**Task inputs**
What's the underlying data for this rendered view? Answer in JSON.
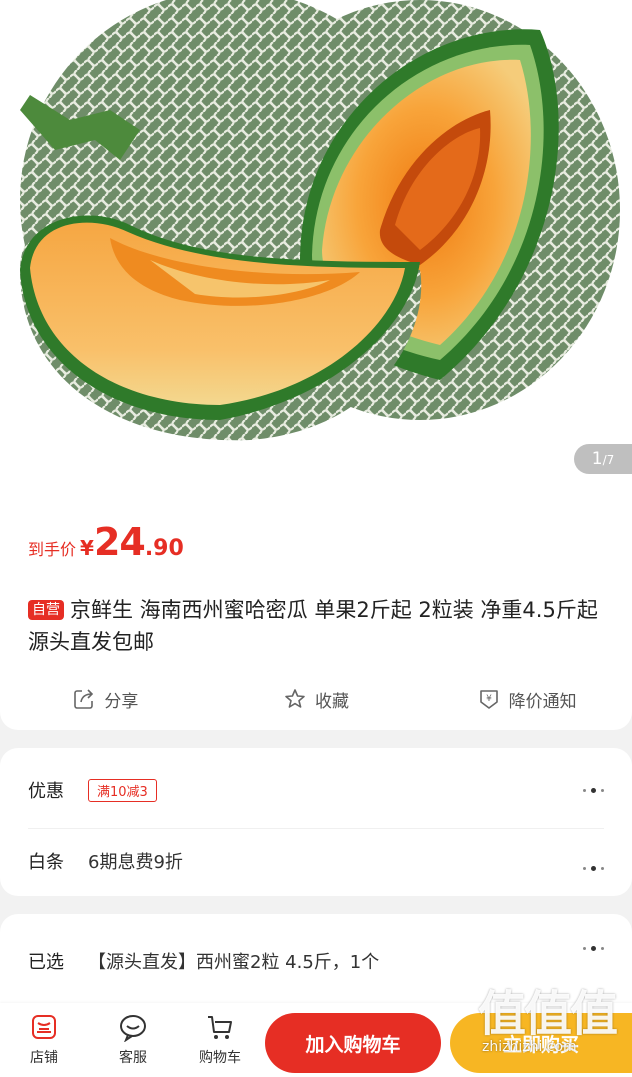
{
  "gallery": {
    "image_alt": "Hami melon product photo",
    "indicator_current": "1",
    "indicator_total": "/7"
  },
  "price": {
    "label": "到手价",
    "symbol": "¥",
    "integer": "24",
    "decimal": ".90"
  },
  "product": {
    "badge": "自营",
    "title": "京鲜生 海南西州蜜哈密瓜 单果2斤起 2粒装 净重4.5斤起 源头直发包邮"
  },
  "actions": [
    {
      "label": "分享",
      "icon": "share-icon"
    },
    {
      "label": "收藏",
      "icon": "star-icon"
    },
    {
      "label": "降价通知",
      "icon": "price-drop-icon"
    }
  ],
  "promo": {
    "label": "优惠",
    "coupon": "满10减3"
  },
  "baitiao": {
    "label": "白条",
    "text": "6期息费9折"
  },
  "selected": {
    "label": "已选",
    "text": "【源头直发】西州蜜2粒 4.5斤，1个"
  },
  "bottom_bar": {
    "tabs": [
      {
        "label": "店铺",
        "icon": "store-icon"
      },
      {
        "label": "客服",
        "icon": "customer-service-icon"
      },
      {
        "label": "购物车",
        "icon": "cart-icon"
      }
    ],
    "add_to_cart": "加入购物车",
    "buy_now": "立即购买"
  },
  "watermark": {
    "text": "值值值",
    "url": "zhizhizhi.com"
  },
  "colors": {
    "accent_red": "#e62e24",
    "buy_yellow": "#f7b623"
  }
}
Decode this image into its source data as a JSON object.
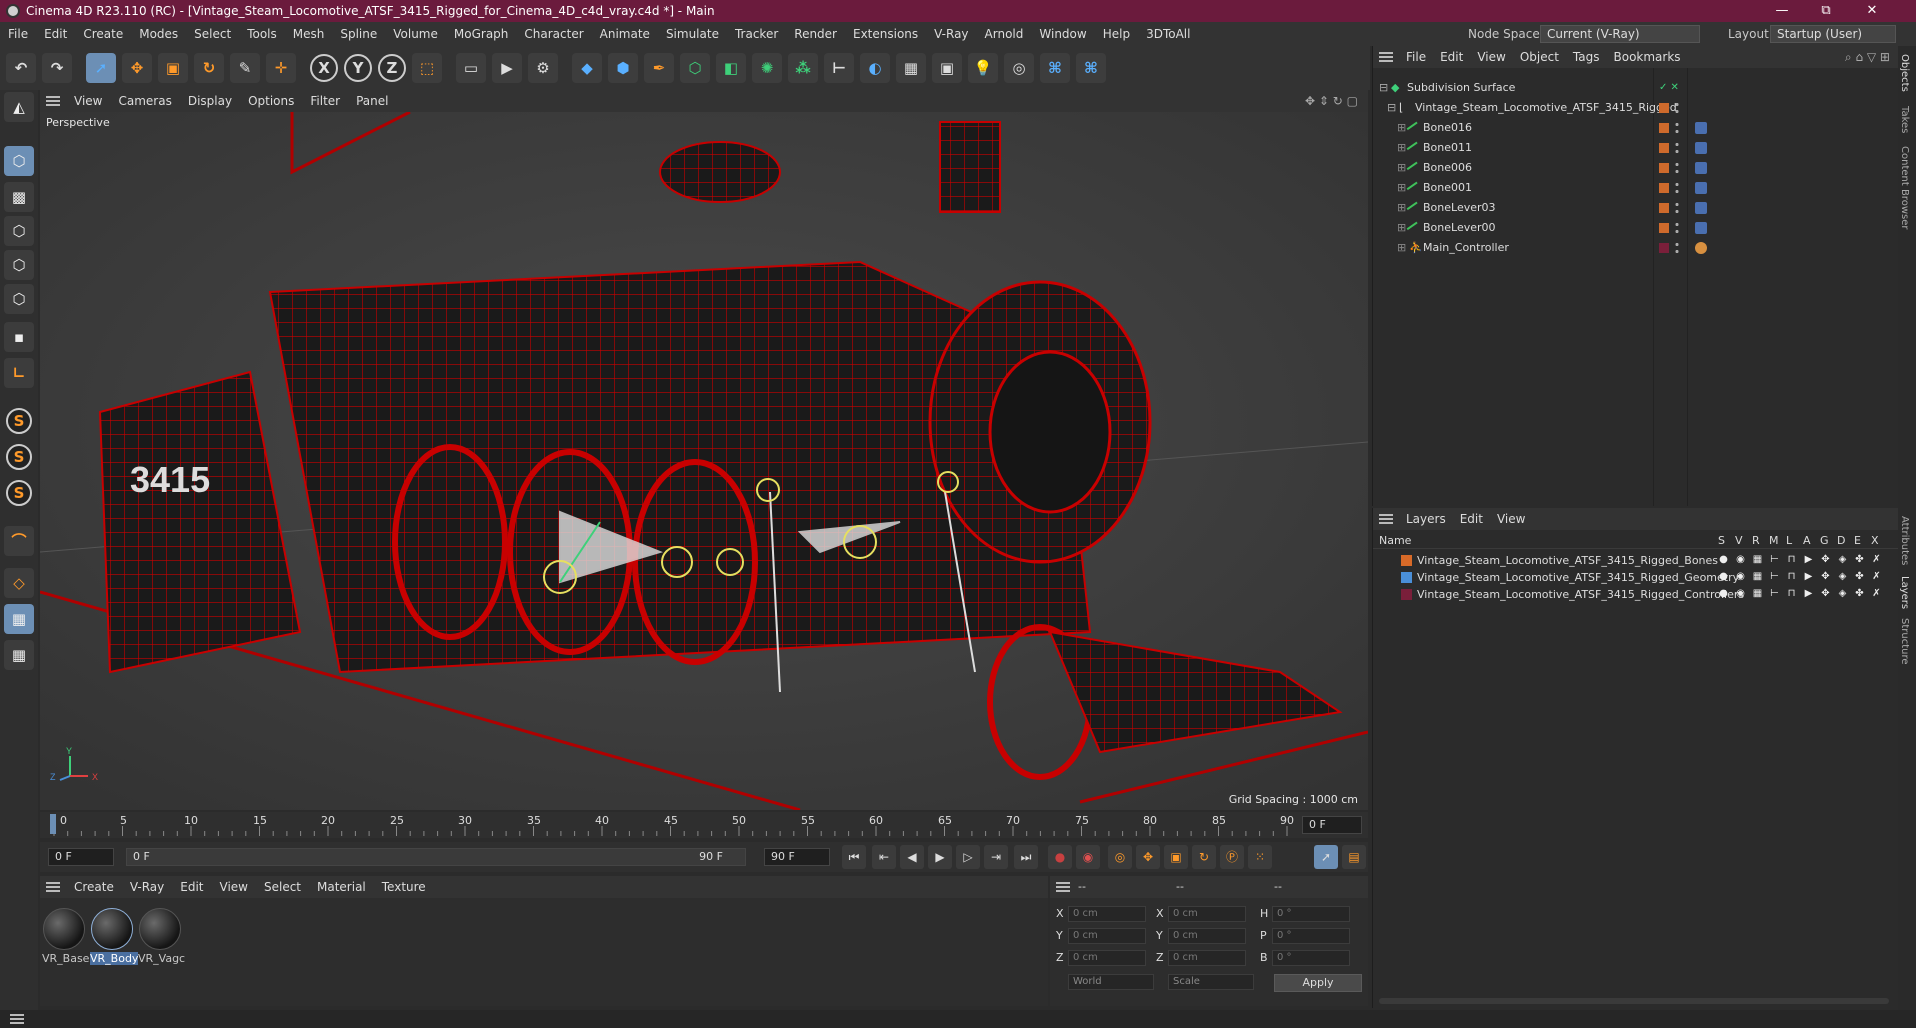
{
  "window": {
    "title": "Cinema 4D R23.110 (RC) - [Vintage_Steam_Locomotive_ATSF_3415_Rigged_for_Cinema_4D_c4d_vray.c4d *] - Main",
    "minimize": "—",
    "maximize": "⧉",
    "close": "✕"
  },
  "menubar": {
    "items": [
      "File",
      "Edit",
      "Create",
      "Modes",
      "Select",
      "Tools",
      "Mesh",
      "Spline",
      "Volume",
      "MoGraph",
      "Character",
      "Animate",
      "Simulate",
      "Tracker",
      "Render",
      "Extensions",
      "V-Ray",
      "Arnold",
      "Window",
      "Help",
      "3DToAll"
    ],
    "node_space_label": "Node Space:",
    "node_space_value": "Current (V-Ray)",
    "layout_label": "Layout:",
    "layout_value": "Startup (User)"
  },
  "toolbar": {
    "undo_icon": "undo-icon",
    "axis_x": "X",
    "axis_y": "Y",
    "axis_z": "Z"
  },
  "viewport": {
    "menu": [
      "View",
      "Cameras",
      "Display",
      "Options",
      "Filter",
      "Panel"
    ],
    "camera_label": "Perspective",
    "grid_spacing": "Grid Spacing : 1000 cm",
    "axis_x": "X",
    "axis_y": "Y",
    "axis_z": "Z",
    "wire_color": "#c80000"
  },
  "timeline": {
    "ticks": [
      "0",
      "5",
      "10",
      "15",
      "20",
      "25",
      "30",
      "35",
      "40",
      "45",
      "50",
      "55",
      "60",
      "65",
      "70",
      "75",
      "80",
      "85",
      "90"
    ],
    "current_frame_field": "0 F"
  },
  "transport": {
    "start_field": "0 F",
    "range_start": "0 F",
    "range_end": "90 F",
    "end_field": "90 F"
  },
  "materials": {
    "menu": [
      "Create",
      "V-Ray",
      "Edit",
      "View",
      "Select",
      "Material",
      "Texture"
    ],
    "items": [
      {
        "label": "VR_Base",
        "selected": false
      },
      {
        "label": "VR_Body",
        "selected": true
      },
      {
        "label": "VR_Vagc",
        "selected": false
      }
    ]
  },
  "coordinates": {
    "header": [
      "--",
      "--",
      "--"
    ],
    "rows": [
      {
        "a": "X",
        "av": "0 cm",
        "b": "X",
        "bv": "0 cm",
        "c": "H",
        "cv": "0 °"
      },
      {
        "a": "Y",
        "av": "0 cm",
        "b": "Y",
        "bv": "0 cm",
        "c": "P",
        "cv": "0 °"
      },
      {
        "a": "Z",
        "av": "0 cm",
        "b": "Z",
        "bv": "0 cm",
        "c": "B",
        "cv": "0 °"
      }
    ],
    "space": "World",
    "mode": "Scale",
    "apply": "Apply"
  },
  "objects": {
    "menu": [
      "File",
      "Edit",
      "View",
      "Object",
      "Tags",
      "Bookmarks"
    ],
    "tree": [
      {
        "name": "Subdivision Surface",
        "level": 0,
        "type": "subdiv"
      },
      {
        "name": "Vintage_Steam_Locomotive_ATSF_3415_Rigged",
        "level": 1,
        "type": "null"
      },
      {
        "name": "Bone016",
        "level": 2,
        "type": "bone"
      },
      {
        "name": "Bone011",
        "level": 2,
        "type": "bone"
      },
      {
        "name": "Bone006",
        "level": 2,
        "type": "bone"
      },
      {
        "name": "Bone001",
        "level": 2,
        "type": "bone"
      },
      {
        "name": "BoneLever03",
        "level": 2,
        "type": "bone"
      },
      {
        "name": "BoneLever00",
        "level": 2,
        "type": "bone"
      },
      {
        "name": "Main_Controller",
        "level": 2,
        "type": "controller"
      }
    ],
    "swatch_color": "#ce6a2c"
  },
  "layers": {
    "menu": [
      "Layers",
      "Edit",
      "View"
    ],
    "columns": [
      "Name",
      "S",
      "V",
      "R",
      "M",
      "L",
      "A",
      "G",
      "D",
      "E",
      "X"
    ],
    "rows": [
      {
        "name": "Vintage_Steam_Locomotive_ATSF_3415_Rigged_Bones",
        "color": "#d86a28"
      },
      {
        "name": "Vintage_Steam_Locomotive_ATSF_3415_Rigged_Geometry",
        "color": "#4a8fd8"
      },
      {
        "name": "Vintage_Steam_Locomotive_ATSF_3415_Rigged_Controllers",
        "color": "#7a1f3a"
      }
    ]
  },
  "side_tabs": [
    "Objects",
    "Takes",
    "Content Browser",
    "Attributes",
    "Layers",
    "Structure"
  ]
}
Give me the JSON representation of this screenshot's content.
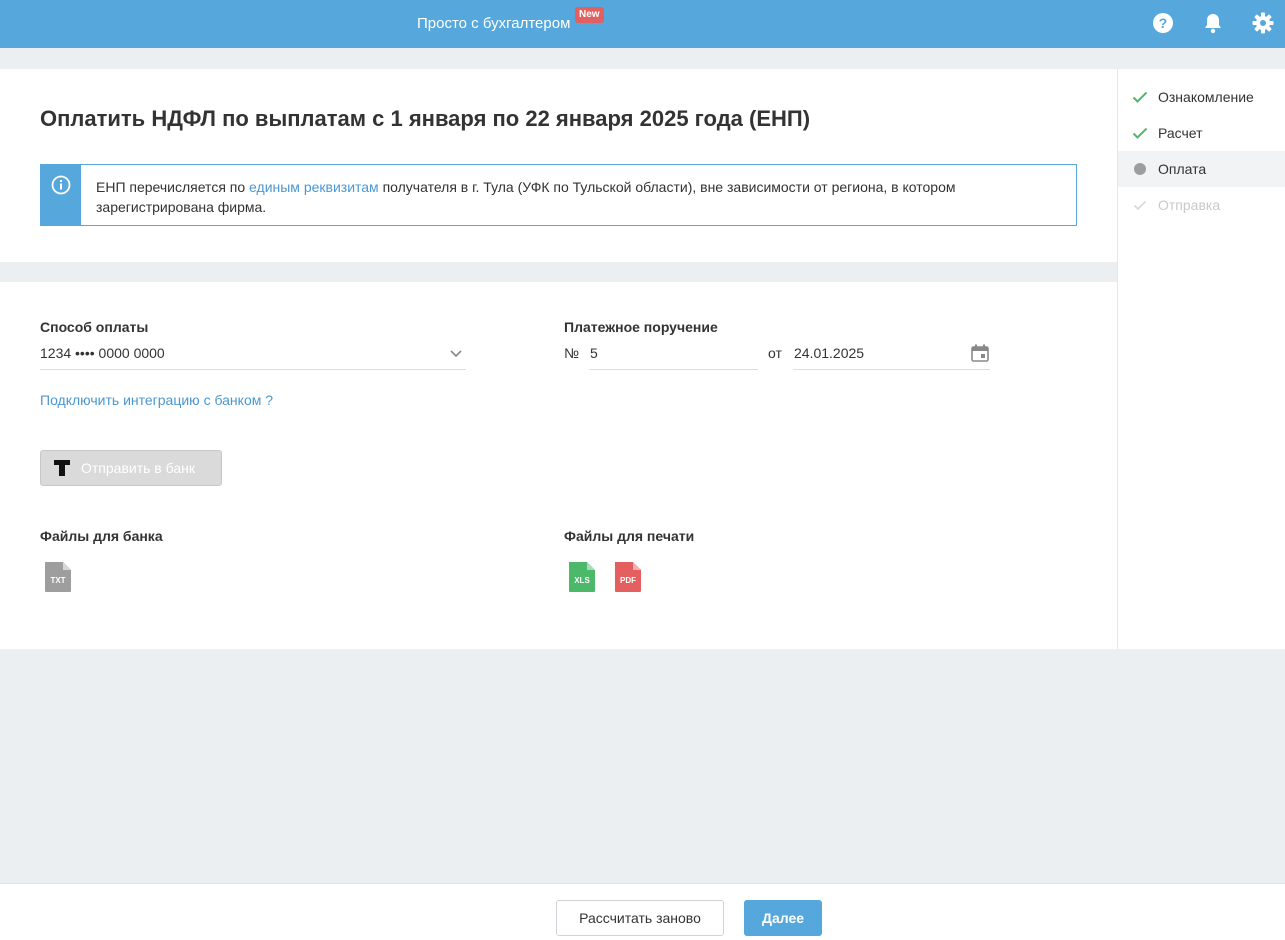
{
  "header": {
    "app_title": "Просто с бухгалтером",
    "badge": "New",
    "icons": [
      "help-icon",
      "bell-icon",
      "gear-icon"
    ]
  },
  "page": {
    "title": "Оплатить НДФЛ по выплатам с 1 января по 22 января 2025 года (ЕНП)"
  },
  "info": {
    "text_before": "ЕНП перечисляется по ",
    "link": "единым реквизитам",
    "text_after": " получателя в г. Тула (УФК по Тульской области), вне зависимости от региона, в котором зарегистрирована фирма."
  },
  "payment": {
    "method_label": "Способ оплаты",
    "method_value": "1234 •••• 0000 0000",
    "bank_integration_link": "Подключить интеграцию с банком ?",
    "order_label": "Платежное поручение",
    "number_prefix": "№",
    "number_value": "5",
    "date_prefix": "от",
    "date_value": "24.01.2025",
    "send_button": "Отправить в банк"
  },
  "files": {
    "bank_label": "Файлы для банка",
    "bank_files": [
      "TXT"
    ],
    "print_label": "Файлы для печати",
    "print_files": [
      "XLS",
      "PDF"
    ]
  },
  "steps": [
    {
      "label": "Ознакомление",
      "state": "done"
    },
    {
      "label": "Расчет",
      "state": "done"
    },
    {
      "label": "Оплата",
      "state": "current"
    },
    {
      "label": "Отправка",
      "state": "pending"
    }
  ],
  "footer": {
    "recalc_button": "Рассчитать заново",
    "next_button": "Далее"
  },
  "colors": {
    "primary": "#55a7dc",
    "success": "#4cb86a",
    "badge": "#e46060",
    "xls": "#4cb86a",
    "pdf": "#e46060",
    "txt": "#9e9e9e"
  }
}
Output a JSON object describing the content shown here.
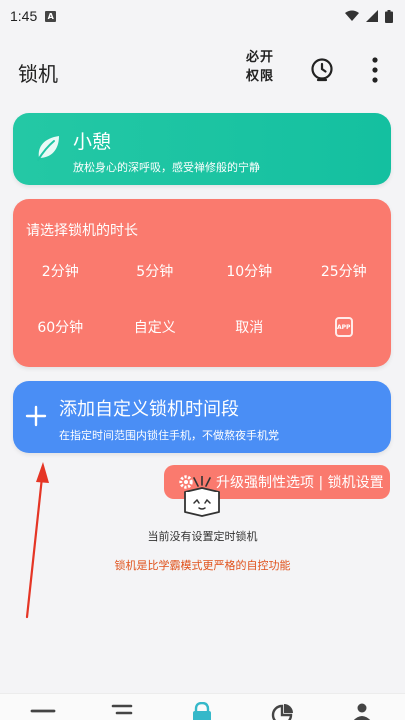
{
  "status_bar": {
    "time": "1:45",
    "notification_icon": "A"
  },
  "app_bar": {
    "title": "锁机",
    "permission_label": "必开权限",
    "clock_icon": "timer-icon",
    "more_icon": "more-vertical-icon"
  },
  "rest_card": {
    "title": "小憩",
    "subtitle": "放松身心的深呼吸，感受禅修般的宁静",
    "icon": "leaf-icon",
    "color": "#1fc5a3"
  },
  "duration_card": {
    "title": "请选择锁机的时长",
    "color": "#fa7a6e",
    "options": [
      "2分钟",
      "5分钟",
      "10分钟",
      "25分钟",
      "60分钟",
      "自定义",
      "取消"
    ],
    "app_icon_label": "APP"
  },
  "add_card": {
    "title": "添加自定义锁机时间段",
    "subtitle": "在指定时间范围内锁住手机，不做熬夜手机党",
    "icon": "plus-icon",
    "color": "#4a8ef5"
  },
  "upgrade_button": {
    "label": "升级强制性选项 | 锁机设置",
    "icon": "gear-icon"
  },
  "empty_state": {
    "message": "当前没有设置定时锁机",
    "note": "锁机是比学霸模式更严格的自控功能"
  },
  "bottom_nav": {
    "items": [
      "menu-icon",
      "list-icon",
      "lock-icon",
      "pie-chart-icon",
      "user-icon"
    ],
    "active_color": "#35b8c9"
  }
}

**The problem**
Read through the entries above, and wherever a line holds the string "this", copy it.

**Result of the task**
What's the underlying data for this rendered view? Answer in JSON.
Decode this image into its source data as a JSON object.
Give me the JSON representation of this screenshot's content.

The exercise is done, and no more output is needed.